If you single click a color option, it selects and becomes highlighted. Then if you single click the Choose button, the command code and color code will be sent to the application (more detail on this later) and the utility will be quit automatically. It takes only a fraction of a second to load it anew from disk. So that's pretty cool.
But, wouldn't it also be cool if you could just double click on a color option and have it send that color option to the app and close the utility all in one step?!
This is actually the first place in any thing in C64 OS where I am ready to make use of double clicking. But, I hadn't implemented double clicking yet. So I decided to go back to the input module and review the code and see what it would take to finally implement double click support.
Timers to the Rescue
When I took a look at the code, it became super obvious how to implement it. Now that timers are universally available and easy to use, this particular use case is just calling out to use them.
There is a large block of code that under certain circumstances makes a JSR to a subroutine to pushevent, taking the event type itself in the accumulator. The subroutine gathers all the other relevant information about mouse position, packages it up as an event and adds it to the mouse events queue.
Left click (and right click) are not exclusive to the primitives that produce them, in the same way that a double click is. What do I mean by this? When you left down, a left–down event is immediately queued and if the main even loop is freely running, it will be delivered out to the application immediately. When you left up, similarly, a left–up event will be immediately queued. Plus, if a short enough time elapsed between those two, a left–click event will be queued just after the left–up. What this means is that, even though a down and an up are required to produce a click, the production of the click event does not exclude the production of the up and down events that preceded it.

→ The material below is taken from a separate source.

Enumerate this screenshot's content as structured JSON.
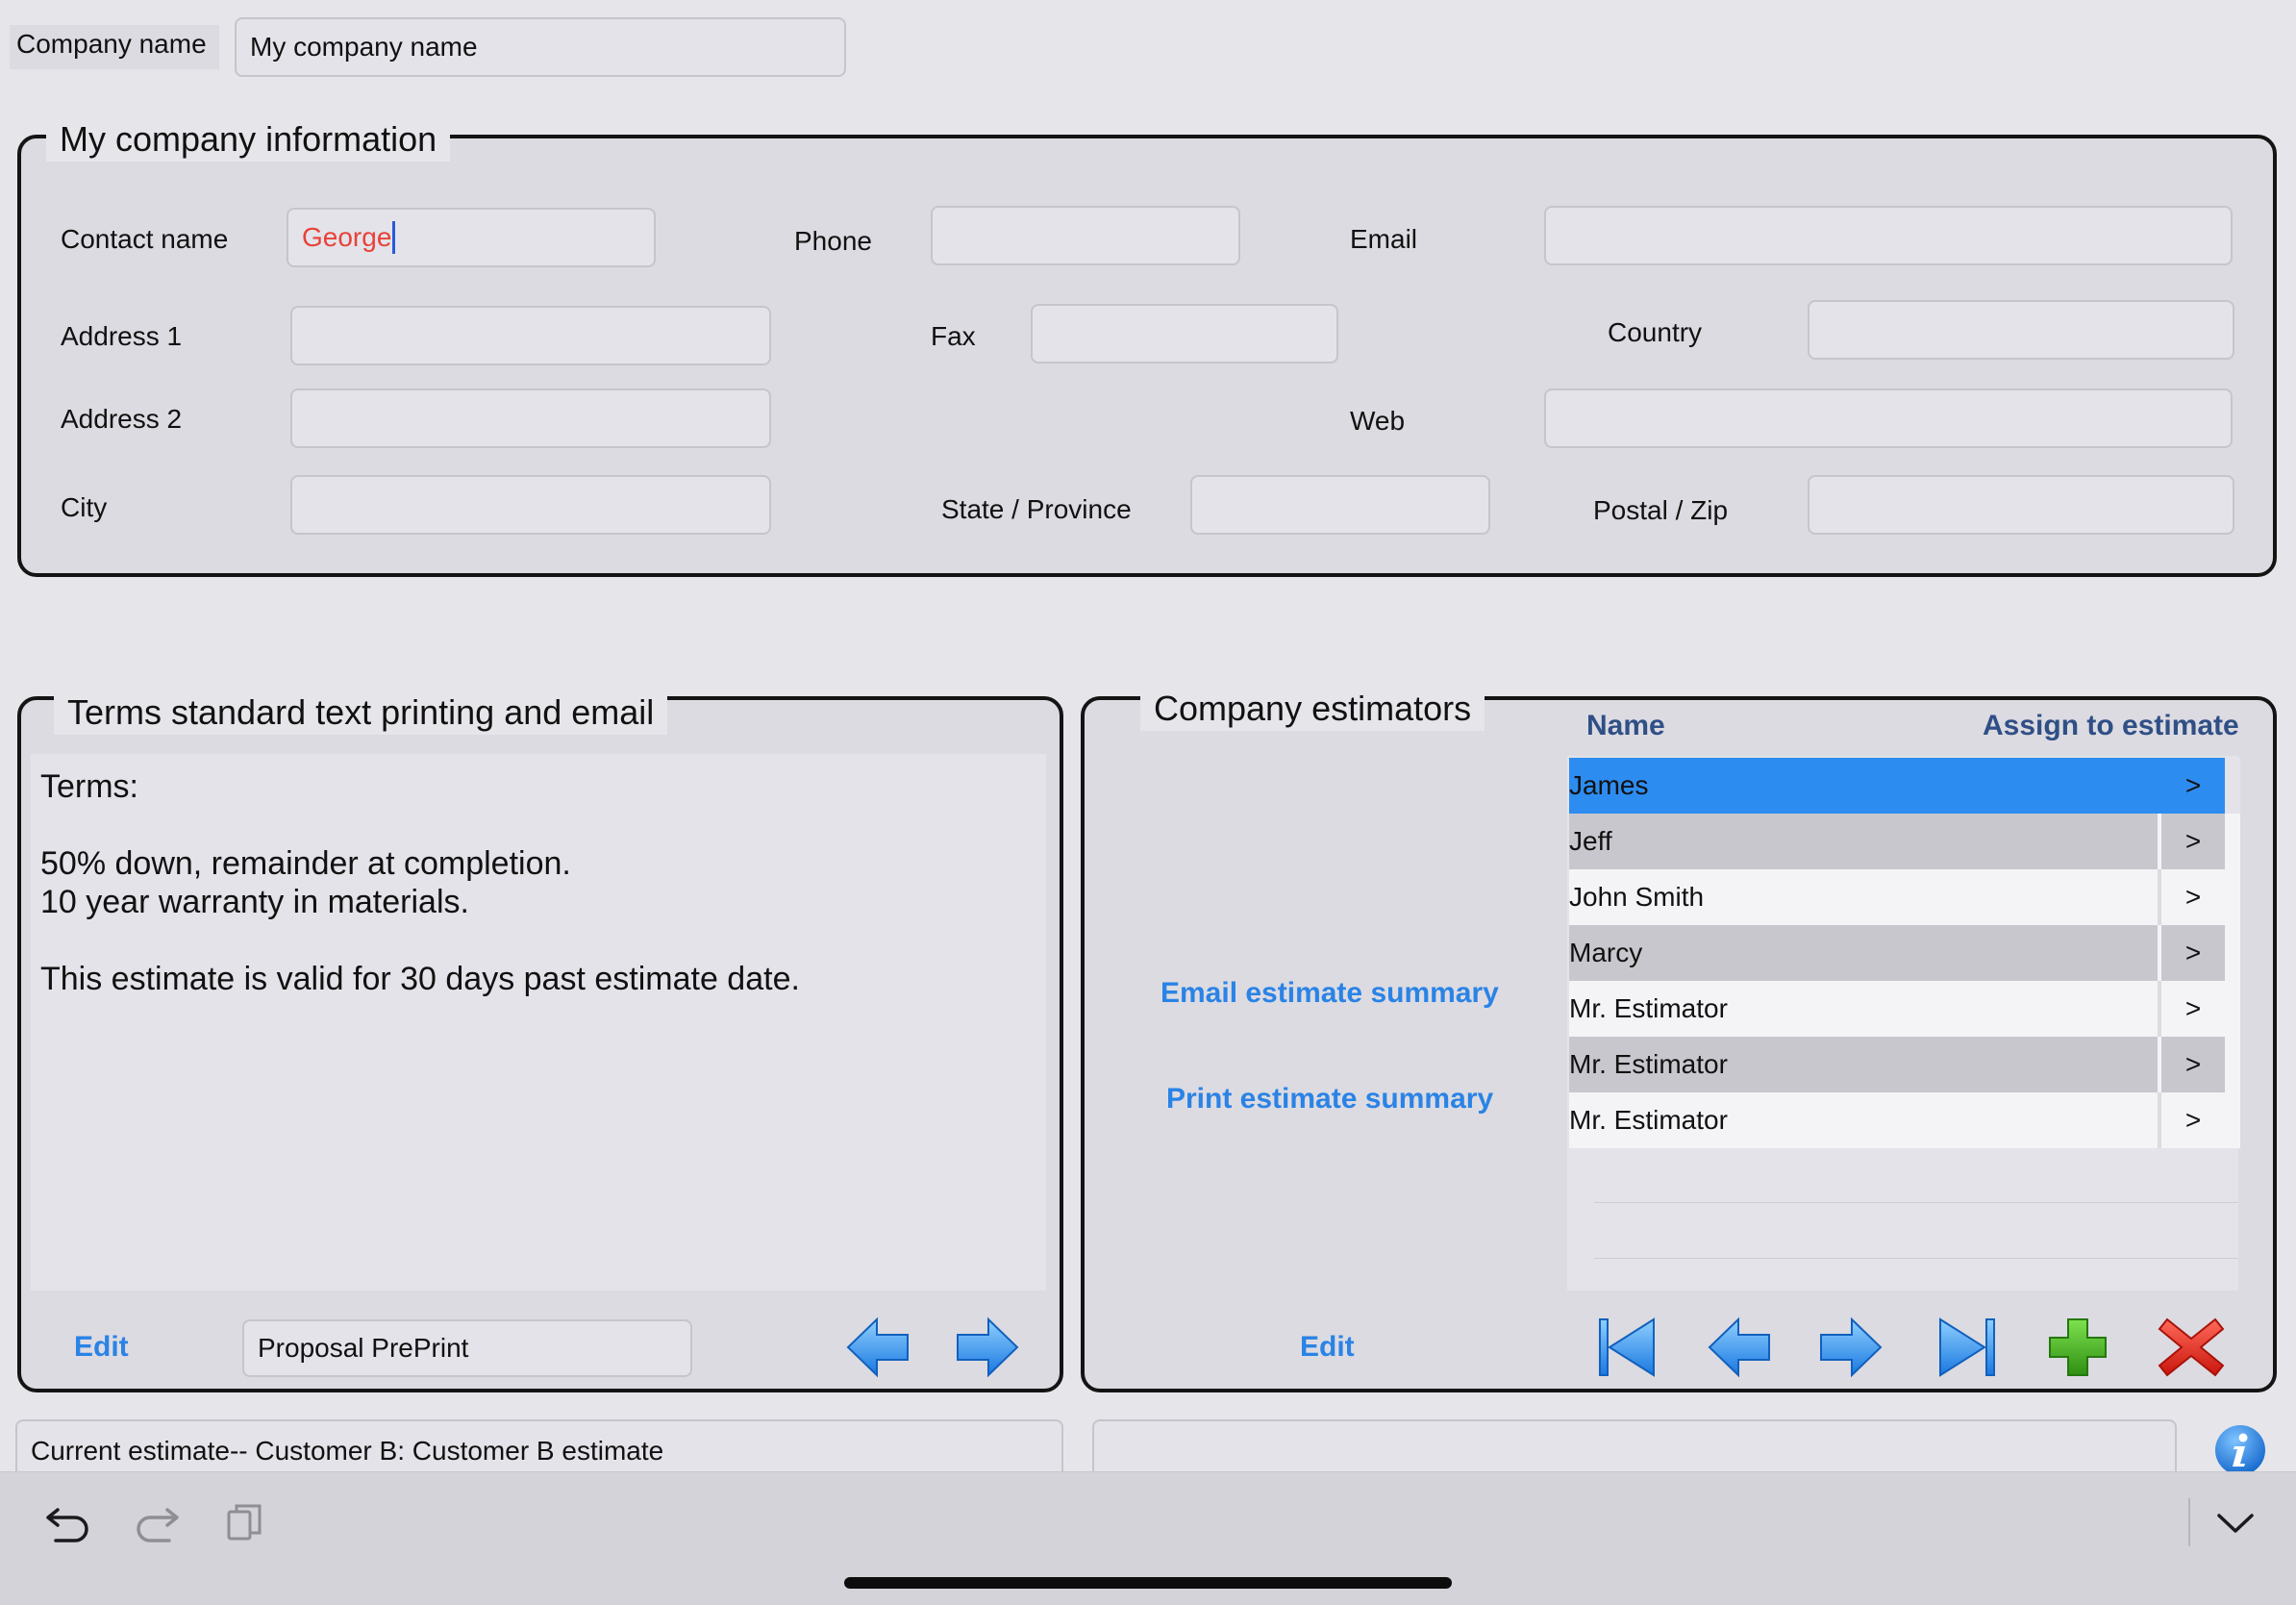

This is not quite the case with a double click.
The production of a double click requires two clicks, however the second click event will not be produced. Instead it will be replaced by the double click event. Here's the order of events that will get queued, in the order they're queued, leading up to the production of a double click.
left-down → left-up → left-click → left-down → left-up → left-dbl-click
Here's how it works. There's a single byte variable called "didclick". In the block of code that pushes a leftclick, if didclick is 0, then it pushes the leftclick, sets didclick to 1, and immediately queues a timer that counts down 0.5 seconds. (30 Jiffies. Although, making this delay loadable from a configurable envvar is on the short list.) When the timer expires the only thing it does is set didclick back to 0. Everything else proceeds as usual. But if you do what's necessary to produce a click again, if you did it all before the timer expires, then instead of pushing a click event, it will push a doubleclick event, and then set didclick back to 0 straight away.
It works very reliably. And, backended on timers, was super easy to support.
Now I've got two different modules of system code that make use of timers.